§ PROVIDED RECORDS:
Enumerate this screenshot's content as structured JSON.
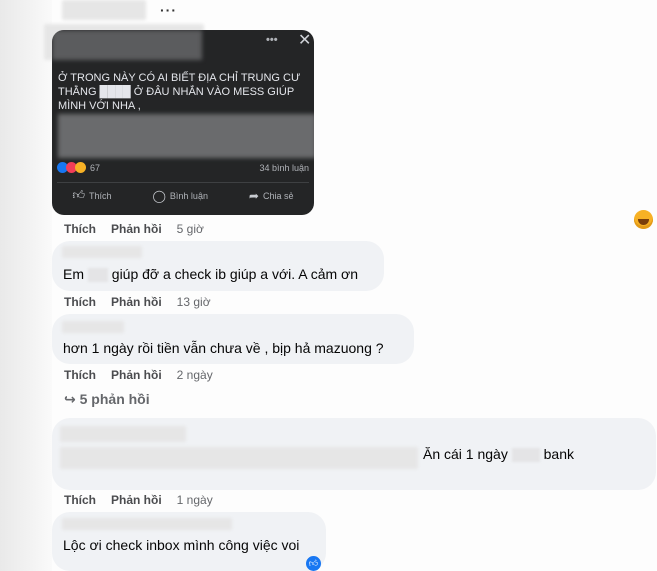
{
  "post": {
    "text": "Ở TRONG NÀY CÓ AI BIẾT ĐỊA CHỈ TRUNG CƯ THẰNG ████ Ở ĐÂU NHẮN VÀO MESS GIÚP MÌNH VỚI NHA ,",
    "reaction_count": "67",
    "comment_count": "34 bình luận",
    "actions": [
      "Thích",
      "Bình luận",
      "Chia sẻ"
    ]
  },
  "labels": {
    "like": "Thích",
    "reply": "Phản hồi"
  },
  "comments": [
    {
      "time": "5 giờ"
    },
    {
      "text_before": "Em",
      "text_after": "giúp đỡ a check ib giúp a với. A cảm ơn",
      "time": "13 giờ"
    },
    {
      "text": "hơn 1 ngày rồi tiền vẫn chưa về , bịp hả mazuong ?",
      "time": "2 ngày",
      "replies": "5 phản hồi"
    },
    {
      "text_a": "Ăn cái 1 ngày",
      "text_b": "bank",
      "time": "1 ngày"
    },
    {
      "text": "Lộc ơi check inbox mình công việc voi"
    }
  ],
  "colors": {
    "bubble": "#f0f2f5",
    "post_bg": "#242526",
    "muted": "#65676b",
    "like_blue": "#1877f2"
  }
}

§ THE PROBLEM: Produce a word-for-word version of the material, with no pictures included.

§ SOLUTION TO THE EXERCISE:
Enumerate this screenshot's content as structured JSON.
{
  "post": {
    "text": "Ở TRONG NÀY CÓ AI BIẾT ĐỊA CHỈ TRUNG CƯ THẰNG ████ Ở ĐÂU NHẮN VÀO MESS GIÚP MÌNH VỚI NHA ,",
    "reaction_count": "67",
    "comment_count": "34 bình luận",
    "actions": [
      "Thích",
      "Bình luận",
      "Chia sẻ"
    ]
  },
  "labels": {
    "like": "Thích",
    "reply": "Phản hồi"
  },
  "comments": [
    {
      "time": "5 giờ"
    },
    {
      "text_before": "Em",
      "text_after": "giúp đỡ a check ib giúp a với. A cảm ơn",
      "time": "13 giờ"
    },
    {
      "text": "hơn 1 ngày rồi tiền vẫn chưa về , bịp hả mazuong ?",
      "time": "2 ngày",
      "replies": "5 phản hồi"
    },
    {
      "text_a": "Ăn cái 1 ngày",
      "text_b": "bank",
      "time": "1 ngày"
    },
    {
      "text": "Lộc ơi check inbox mình công việc voi"
    }
  ],
  "colors": {
    "bubble": "#f0f2f5",
    "post_bg": "#242526",
    "muted": "#65676b",
    "like_blue": "#1877f2"
  }
}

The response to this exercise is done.